Written by Robb Drzewicki
I’m not a health nut by any stretch of the imagination. In short, I love bacon, burgers, and beer. On the same token, I’m also not a spectacular athlete. Not to say that I’m inept, I’m just uncompetitive and never really got into the “fighting spirit” of team sports. That’s why my friends and family were so taken aback when I decided to spend the day of the St. Patrick’s Day Parade running the Corktown 5K instead of simply staring at parade floats while holding a plastic Solo cup of domestic beer. With my bad knee and a generally sedentary winter at my back, I decided to give it the old college try. I learned two things in the course of my challenge. First, I should run more. Second, there’s plenty of time to think on these runs. So, what was I thinking about while braving the 0 degree 3.1 mile jog? You and your nonprofit. I realized a few things while running along on this cold day. I thought I’d share a few of my thoughts on how it equates with nonprofit management.
1. It was cold – Two years ago, the pasty faced Irish masses were getting sunburns at the parade. This year we had icicles hanging from our beards. When I say cold, I don’t mean that it was a brisk spring morning. I mean a blistering zero degree wind chill and occasional snow flurries. I’ve lived in Michigan my entire life. I don’t normally complain about the cold, but that’s because when it’s this cold out, I stay in my house. It wasn’t an option. The same can be said about the nonprofit environment from time to time. It can be frigid and seem like your donors are giving you the cold shoulder. The moral: You can’t control the weather. Don’t let a poor economic climate break your resolve to get things done in your nonprofit. Just because it’s one of the coldest Detroit winters on record doesn’t mean that it’s not warmer everywhere else. Just keep running. Run your part of the business; run your job; run your life. It’s the only actual control you have over the outcome when the weather is terrible.
2. It was long (comparatively) – As I said, I’m not a runner. I’m not even an athlete, nor was I ever. While other guys were trying out for the high school football team I was joining Model UN and debating international politics. In truth, it’s 3.1 miles (not an amazing feat, but it’s not a sprint either). To a guy that’s never done this sort of thing, it’s a long way. Sometimes the mission seems a long way off too. Sometimes, it seems like everyone’s in better shape than you are. It’s going to look like that in the nonprofit world too. You’re never going to feel 100% ready to complete the task. The moral: Stay the course. There are too many clichés and parables to recount here, but it’s true. You just need to keep your eye on the finish line and finish the race. Maybe the best part of getting near the finish line is seeing an actual tactile representation of it. There’s a big sign to run toward that says “FINISH.” I can’t find a better example of an ideal mission statement.
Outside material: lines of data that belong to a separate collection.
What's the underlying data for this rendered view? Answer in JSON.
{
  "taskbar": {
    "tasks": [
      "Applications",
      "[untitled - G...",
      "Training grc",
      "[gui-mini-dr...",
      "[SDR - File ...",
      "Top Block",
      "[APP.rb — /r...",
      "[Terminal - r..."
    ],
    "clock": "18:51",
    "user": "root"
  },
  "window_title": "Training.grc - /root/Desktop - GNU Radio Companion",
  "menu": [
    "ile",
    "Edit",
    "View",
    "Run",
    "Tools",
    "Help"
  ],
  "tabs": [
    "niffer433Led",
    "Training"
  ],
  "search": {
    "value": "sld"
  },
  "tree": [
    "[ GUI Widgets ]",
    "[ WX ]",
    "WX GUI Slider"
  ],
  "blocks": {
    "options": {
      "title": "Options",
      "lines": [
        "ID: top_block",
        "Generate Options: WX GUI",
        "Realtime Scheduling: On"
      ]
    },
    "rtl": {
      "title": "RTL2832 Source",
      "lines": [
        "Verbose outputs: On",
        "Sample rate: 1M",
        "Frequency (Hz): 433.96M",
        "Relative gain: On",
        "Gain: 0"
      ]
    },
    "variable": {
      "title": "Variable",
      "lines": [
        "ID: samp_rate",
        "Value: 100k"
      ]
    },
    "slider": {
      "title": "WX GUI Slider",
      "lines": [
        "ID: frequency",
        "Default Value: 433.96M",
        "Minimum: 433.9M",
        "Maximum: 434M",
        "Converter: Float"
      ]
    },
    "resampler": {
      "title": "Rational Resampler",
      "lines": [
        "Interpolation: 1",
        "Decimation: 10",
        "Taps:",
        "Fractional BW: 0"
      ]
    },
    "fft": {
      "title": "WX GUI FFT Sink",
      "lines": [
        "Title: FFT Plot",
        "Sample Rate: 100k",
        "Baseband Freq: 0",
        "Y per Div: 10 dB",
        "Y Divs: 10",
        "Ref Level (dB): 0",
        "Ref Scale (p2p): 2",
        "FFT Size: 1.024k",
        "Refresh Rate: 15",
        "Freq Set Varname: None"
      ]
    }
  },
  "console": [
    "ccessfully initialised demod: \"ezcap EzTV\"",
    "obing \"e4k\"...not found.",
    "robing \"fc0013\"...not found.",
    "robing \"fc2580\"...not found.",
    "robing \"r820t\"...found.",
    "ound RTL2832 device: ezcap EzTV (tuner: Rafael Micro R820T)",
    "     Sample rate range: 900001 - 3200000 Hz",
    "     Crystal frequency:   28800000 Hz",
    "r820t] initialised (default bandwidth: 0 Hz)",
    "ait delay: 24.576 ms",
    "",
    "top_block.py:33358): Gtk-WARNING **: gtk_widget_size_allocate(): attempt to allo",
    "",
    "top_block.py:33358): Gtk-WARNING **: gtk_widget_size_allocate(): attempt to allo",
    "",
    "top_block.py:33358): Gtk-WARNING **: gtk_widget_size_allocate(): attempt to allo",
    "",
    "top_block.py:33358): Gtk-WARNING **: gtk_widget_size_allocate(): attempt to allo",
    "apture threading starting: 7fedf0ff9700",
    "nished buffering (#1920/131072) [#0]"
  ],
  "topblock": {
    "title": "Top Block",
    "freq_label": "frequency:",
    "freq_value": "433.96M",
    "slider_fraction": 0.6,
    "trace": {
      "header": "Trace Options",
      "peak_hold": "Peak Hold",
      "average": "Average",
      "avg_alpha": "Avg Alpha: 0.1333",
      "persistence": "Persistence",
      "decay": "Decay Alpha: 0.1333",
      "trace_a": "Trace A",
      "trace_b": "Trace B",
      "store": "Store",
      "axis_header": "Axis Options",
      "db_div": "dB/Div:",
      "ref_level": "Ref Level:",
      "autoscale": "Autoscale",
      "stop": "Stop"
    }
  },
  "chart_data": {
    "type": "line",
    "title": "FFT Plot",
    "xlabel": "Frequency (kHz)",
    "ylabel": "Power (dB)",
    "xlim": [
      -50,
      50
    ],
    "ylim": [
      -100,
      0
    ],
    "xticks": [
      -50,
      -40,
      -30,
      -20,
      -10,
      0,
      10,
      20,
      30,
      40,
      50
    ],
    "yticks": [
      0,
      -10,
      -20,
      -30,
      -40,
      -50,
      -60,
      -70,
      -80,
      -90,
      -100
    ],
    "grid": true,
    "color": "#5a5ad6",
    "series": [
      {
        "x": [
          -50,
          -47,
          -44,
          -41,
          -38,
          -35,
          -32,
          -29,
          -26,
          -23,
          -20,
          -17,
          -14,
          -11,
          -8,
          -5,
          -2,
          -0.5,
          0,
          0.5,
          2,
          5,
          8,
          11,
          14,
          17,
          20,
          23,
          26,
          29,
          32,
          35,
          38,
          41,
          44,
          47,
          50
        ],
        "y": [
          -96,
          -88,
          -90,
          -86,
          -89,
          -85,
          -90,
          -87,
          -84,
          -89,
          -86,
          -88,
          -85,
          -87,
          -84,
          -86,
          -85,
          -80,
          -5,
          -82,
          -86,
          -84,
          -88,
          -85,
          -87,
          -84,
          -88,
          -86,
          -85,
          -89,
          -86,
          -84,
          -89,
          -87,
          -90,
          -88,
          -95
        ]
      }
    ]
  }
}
3. Plenty of people will think you’re crazy – My own mother was skeptical of my chances of finishing the race without the help of Detroit EMTs. Plenty of people know me as the one who’ll win a philosophical debate but lose a basketball game, so the assumption of disgrace was palpable. People are always skeptical of altruism as well. “Oh sure, have fun ending world hunger. Here’s five bucks.” The bitter pill to swallow is that you’re running a long race and most people don’t believe you’ll finish. The moral: Let your detractors know your plan and go for it. There’s no sense in wasting your time listening to naysayers. Be confident and keep your eyes on the finish line.
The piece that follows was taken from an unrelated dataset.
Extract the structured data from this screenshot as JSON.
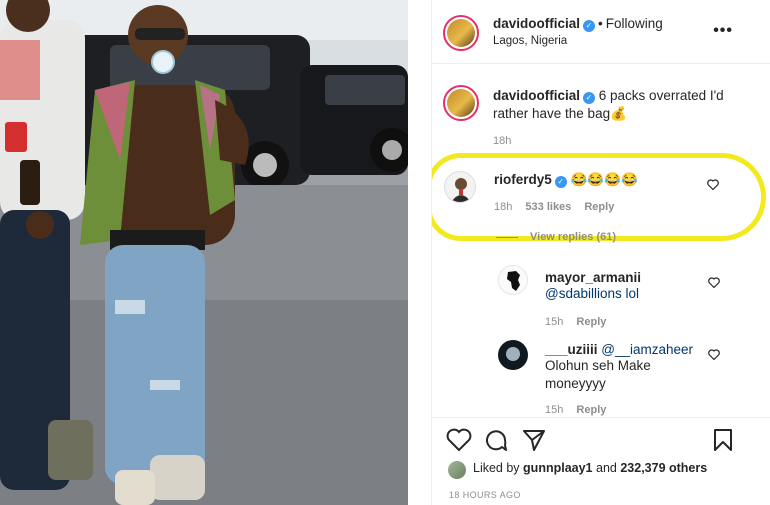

4. It’s better if you do it with friends – As I said; I ran this race with a group of my cousins. All of us are at varying levels of health, age, and general desire to run for extended periods of time. It came down to a simple desire to start and finish a race. A pack mentality can be used for good or evil. Think of the average political pundit, bigoted soap-box ranter, or UFO conspiracy theorist; the only reason they’re talking is because there’s someone there to listen to them. It goes the other way too. A group can get together and use a collective support system to achieve their goals instead of just run off at the mouth. I should also mention that many of the aforementioned cousins are founding members of the charity that started me on my journey in the industry. We’re quite accustomed to backing up one another’s outlandish plans and achieving greater success than initially assumed. Your paid staff and volunteers shouldn’t be any different. You’ve all got to buy in to the idea. The moral: A support system isn’t just about getting the best paid employees or the most experienced. It’s also about how all of those pieces fit together. In other words, sometimes “buy-in” is more important than a resume and a team is more important than a group of individuals.
5. Relish your small victories – I’m not exaggerating when I say that I had icicles in my beard. Within minutes of hitting the first water station, I was picking ice cubes out of my facial hair. On top of that, any time there was break in buildings, a crosswind would come in and slap you in the face with snow and brutally cold air. This made the tiny victories even more important. I’d often look for a fire hydrant or trash can ahead of me and just push to reach it. We do this all the time in for-profit and non-profit companies. Our goal may be 3 miles away, but this “sub-goal” can represent a piece of the puzzle. The moral: We need to be proud of every step along the way while continuing to realize that there’s a greater goal down the road.